* **Material for this task**
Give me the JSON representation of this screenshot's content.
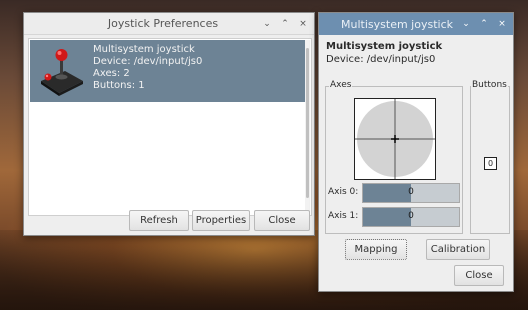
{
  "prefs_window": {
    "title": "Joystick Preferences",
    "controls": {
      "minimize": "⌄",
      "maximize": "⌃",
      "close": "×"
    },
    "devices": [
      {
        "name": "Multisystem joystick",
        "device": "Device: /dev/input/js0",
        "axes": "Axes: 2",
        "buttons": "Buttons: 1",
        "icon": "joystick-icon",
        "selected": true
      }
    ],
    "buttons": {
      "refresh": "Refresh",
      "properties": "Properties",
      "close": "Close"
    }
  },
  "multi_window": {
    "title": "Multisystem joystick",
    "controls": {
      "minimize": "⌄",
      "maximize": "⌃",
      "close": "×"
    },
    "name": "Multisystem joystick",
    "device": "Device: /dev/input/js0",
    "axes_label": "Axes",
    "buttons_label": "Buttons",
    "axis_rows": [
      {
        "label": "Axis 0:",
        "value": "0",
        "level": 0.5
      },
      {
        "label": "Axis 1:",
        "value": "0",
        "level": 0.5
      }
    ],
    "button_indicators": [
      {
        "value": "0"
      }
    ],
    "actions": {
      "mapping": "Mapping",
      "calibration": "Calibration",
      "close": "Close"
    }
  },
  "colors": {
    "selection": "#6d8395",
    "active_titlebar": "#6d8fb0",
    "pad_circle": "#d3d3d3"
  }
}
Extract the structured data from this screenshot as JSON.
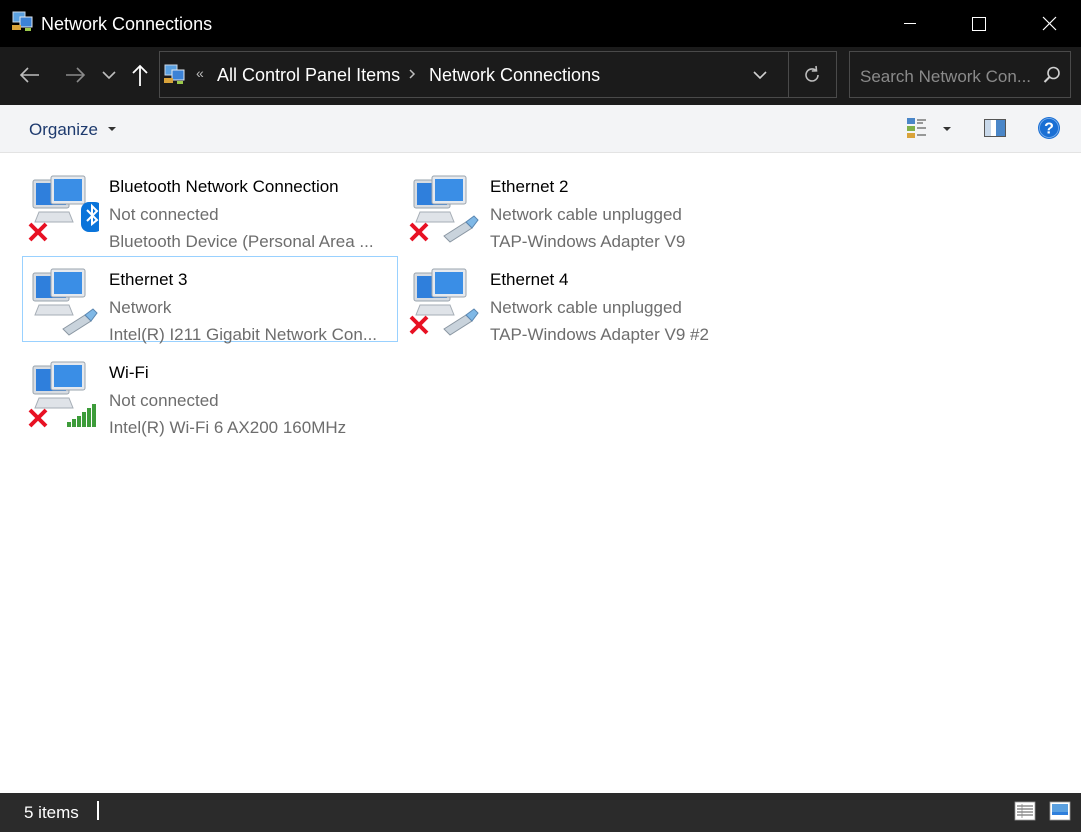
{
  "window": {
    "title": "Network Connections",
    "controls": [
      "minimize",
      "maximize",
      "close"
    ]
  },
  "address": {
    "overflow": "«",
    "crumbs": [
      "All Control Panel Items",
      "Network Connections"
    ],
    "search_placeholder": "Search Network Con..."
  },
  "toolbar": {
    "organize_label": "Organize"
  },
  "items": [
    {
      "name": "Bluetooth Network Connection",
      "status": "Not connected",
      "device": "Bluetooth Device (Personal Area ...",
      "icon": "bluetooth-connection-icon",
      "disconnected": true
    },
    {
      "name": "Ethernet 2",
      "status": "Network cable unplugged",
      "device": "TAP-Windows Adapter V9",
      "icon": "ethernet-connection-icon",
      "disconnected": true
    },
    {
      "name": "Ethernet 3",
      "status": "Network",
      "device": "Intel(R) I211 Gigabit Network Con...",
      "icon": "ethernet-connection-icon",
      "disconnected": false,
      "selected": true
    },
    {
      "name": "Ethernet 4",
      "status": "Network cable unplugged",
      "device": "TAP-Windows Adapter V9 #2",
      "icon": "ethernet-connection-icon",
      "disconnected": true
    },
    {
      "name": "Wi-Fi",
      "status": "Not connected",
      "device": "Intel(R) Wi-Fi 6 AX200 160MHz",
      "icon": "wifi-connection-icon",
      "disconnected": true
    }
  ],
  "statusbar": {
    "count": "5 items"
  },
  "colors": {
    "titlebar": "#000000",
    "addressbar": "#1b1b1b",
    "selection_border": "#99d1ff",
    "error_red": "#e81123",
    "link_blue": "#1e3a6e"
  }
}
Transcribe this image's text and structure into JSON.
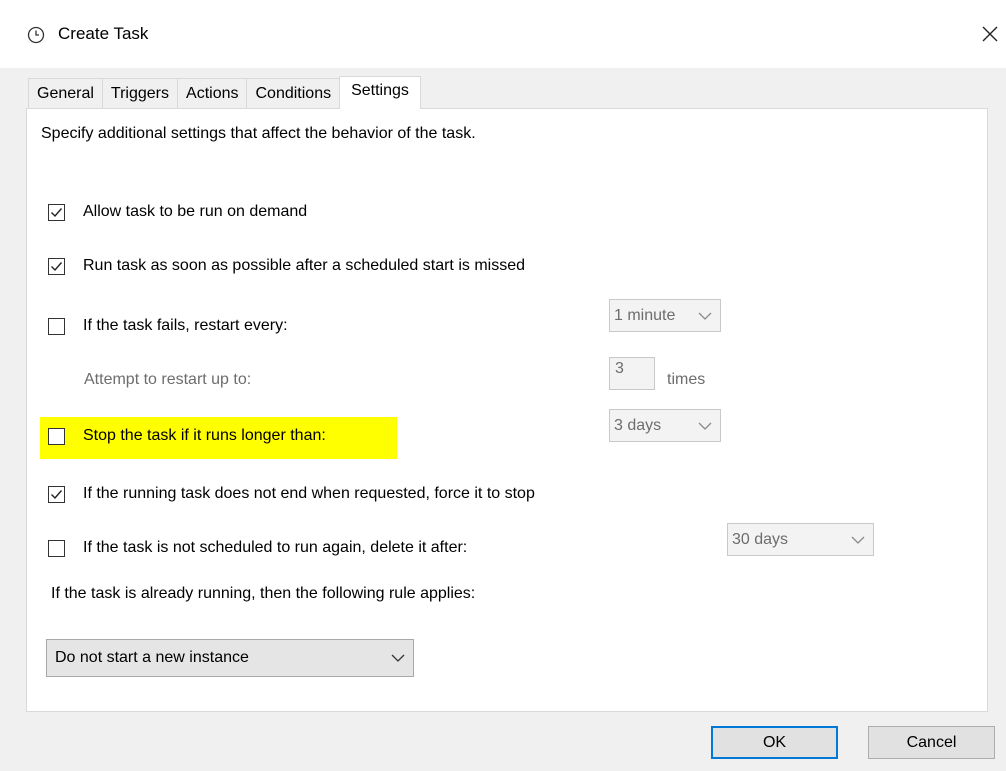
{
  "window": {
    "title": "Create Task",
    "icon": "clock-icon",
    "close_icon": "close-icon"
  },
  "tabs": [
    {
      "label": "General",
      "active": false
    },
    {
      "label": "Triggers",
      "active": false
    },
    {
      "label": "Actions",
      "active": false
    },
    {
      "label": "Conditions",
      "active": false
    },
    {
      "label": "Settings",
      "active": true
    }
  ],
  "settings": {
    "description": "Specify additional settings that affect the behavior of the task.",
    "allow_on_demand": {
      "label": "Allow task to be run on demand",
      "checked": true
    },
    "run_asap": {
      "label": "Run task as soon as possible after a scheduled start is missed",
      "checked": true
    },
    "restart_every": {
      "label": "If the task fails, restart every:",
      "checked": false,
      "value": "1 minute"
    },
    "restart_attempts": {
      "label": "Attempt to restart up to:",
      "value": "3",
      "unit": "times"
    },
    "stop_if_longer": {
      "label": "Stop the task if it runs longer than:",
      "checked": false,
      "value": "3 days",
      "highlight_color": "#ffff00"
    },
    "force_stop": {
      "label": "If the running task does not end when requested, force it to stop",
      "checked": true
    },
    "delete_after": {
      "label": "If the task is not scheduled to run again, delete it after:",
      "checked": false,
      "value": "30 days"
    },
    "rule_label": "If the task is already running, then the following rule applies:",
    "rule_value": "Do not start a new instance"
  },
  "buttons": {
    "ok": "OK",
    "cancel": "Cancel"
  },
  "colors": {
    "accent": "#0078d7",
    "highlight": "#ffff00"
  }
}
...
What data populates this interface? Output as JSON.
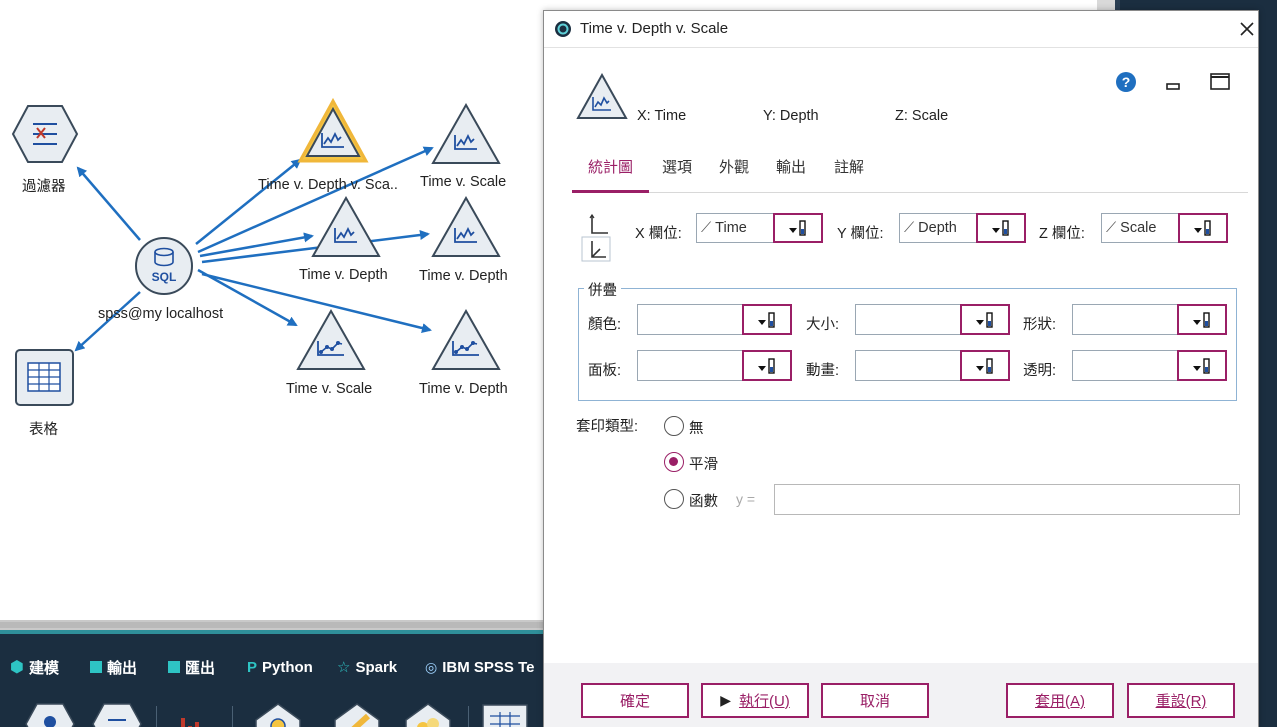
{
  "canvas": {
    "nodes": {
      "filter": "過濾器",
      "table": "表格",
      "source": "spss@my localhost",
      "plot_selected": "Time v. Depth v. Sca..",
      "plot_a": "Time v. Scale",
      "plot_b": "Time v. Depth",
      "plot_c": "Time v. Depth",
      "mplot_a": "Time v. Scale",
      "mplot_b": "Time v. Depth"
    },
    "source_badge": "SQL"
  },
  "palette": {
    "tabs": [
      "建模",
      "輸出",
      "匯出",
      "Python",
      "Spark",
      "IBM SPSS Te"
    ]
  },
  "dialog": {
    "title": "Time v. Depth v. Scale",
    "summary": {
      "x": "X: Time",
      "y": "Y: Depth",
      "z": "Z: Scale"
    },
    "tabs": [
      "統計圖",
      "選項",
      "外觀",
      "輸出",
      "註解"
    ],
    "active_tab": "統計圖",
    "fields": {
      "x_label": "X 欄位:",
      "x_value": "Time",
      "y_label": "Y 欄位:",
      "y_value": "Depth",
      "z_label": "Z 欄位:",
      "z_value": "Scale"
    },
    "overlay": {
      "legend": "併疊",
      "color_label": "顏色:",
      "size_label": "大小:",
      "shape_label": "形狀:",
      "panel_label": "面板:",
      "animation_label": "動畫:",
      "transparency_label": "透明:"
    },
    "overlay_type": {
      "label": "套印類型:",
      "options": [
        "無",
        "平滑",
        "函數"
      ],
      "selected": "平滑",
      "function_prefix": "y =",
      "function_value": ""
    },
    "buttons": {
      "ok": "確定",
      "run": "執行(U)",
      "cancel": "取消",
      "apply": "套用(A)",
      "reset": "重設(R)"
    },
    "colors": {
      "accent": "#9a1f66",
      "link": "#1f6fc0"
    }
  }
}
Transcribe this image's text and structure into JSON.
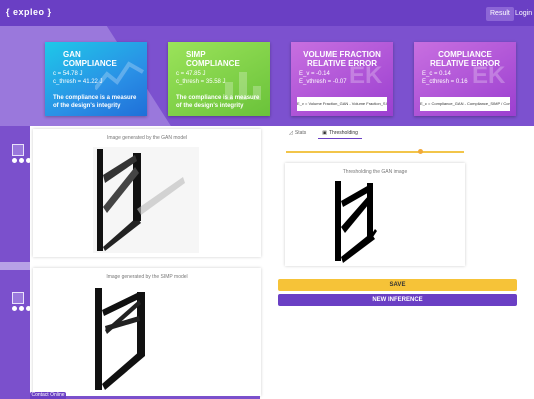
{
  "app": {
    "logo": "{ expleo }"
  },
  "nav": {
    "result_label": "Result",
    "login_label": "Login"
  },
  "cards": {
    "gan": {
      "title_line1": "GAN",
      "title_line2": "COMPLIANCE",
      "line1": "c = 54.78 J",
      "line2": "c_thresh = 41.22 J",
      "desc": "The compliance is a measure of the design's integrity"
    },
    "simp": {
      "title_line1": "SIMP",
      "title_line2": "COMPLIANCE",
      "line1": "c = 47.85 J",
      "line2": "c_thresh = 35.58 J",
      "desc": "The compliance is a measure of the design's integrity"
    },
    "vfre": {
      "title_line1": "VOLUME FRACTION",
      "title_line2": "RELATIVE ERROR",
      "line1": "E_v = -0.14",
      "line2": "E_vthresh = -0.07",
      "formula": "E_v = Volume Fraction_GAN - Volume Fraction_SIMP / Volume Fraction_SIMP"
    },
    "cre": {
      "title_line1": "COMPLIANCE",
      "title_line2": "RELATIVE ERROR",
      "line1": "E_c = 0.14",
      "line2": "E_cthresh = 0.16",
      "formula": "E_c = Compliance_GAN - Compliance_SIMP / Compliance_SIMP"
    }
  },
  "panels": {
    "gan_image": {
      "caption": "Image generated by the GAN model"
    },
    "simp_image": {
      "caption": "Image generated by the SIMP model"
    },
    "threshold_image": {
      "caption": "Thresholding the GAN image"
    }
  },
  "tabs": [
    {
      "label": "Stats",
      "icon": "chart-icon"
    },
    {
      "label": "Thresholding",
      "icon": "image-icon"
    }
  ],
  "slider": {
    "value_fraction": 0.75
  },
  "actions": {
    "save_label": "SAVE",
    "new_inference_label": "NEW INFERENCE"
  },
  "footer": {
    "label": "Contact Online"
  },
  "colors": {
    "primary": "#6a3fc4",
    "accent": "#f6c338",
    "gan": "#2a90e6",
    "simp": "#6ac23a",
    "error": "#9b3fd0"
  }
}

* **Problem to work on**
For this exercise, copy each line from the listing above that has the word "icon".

* **Result**
        "icon": "joystick-icon",
      "icon": "bluetooth-connection-icon",
      "icon": "ethernet-connection-icon",
      "icon": "ethernet-connection-icon",
      "icon": "ethernet-connection-icon",
      "icon": "wifi-connection-icon",
    "icon": "clock-icon",
    "close_icon": "close-icon"
      "icon": "chart-icon"
      "icon": "image-icon"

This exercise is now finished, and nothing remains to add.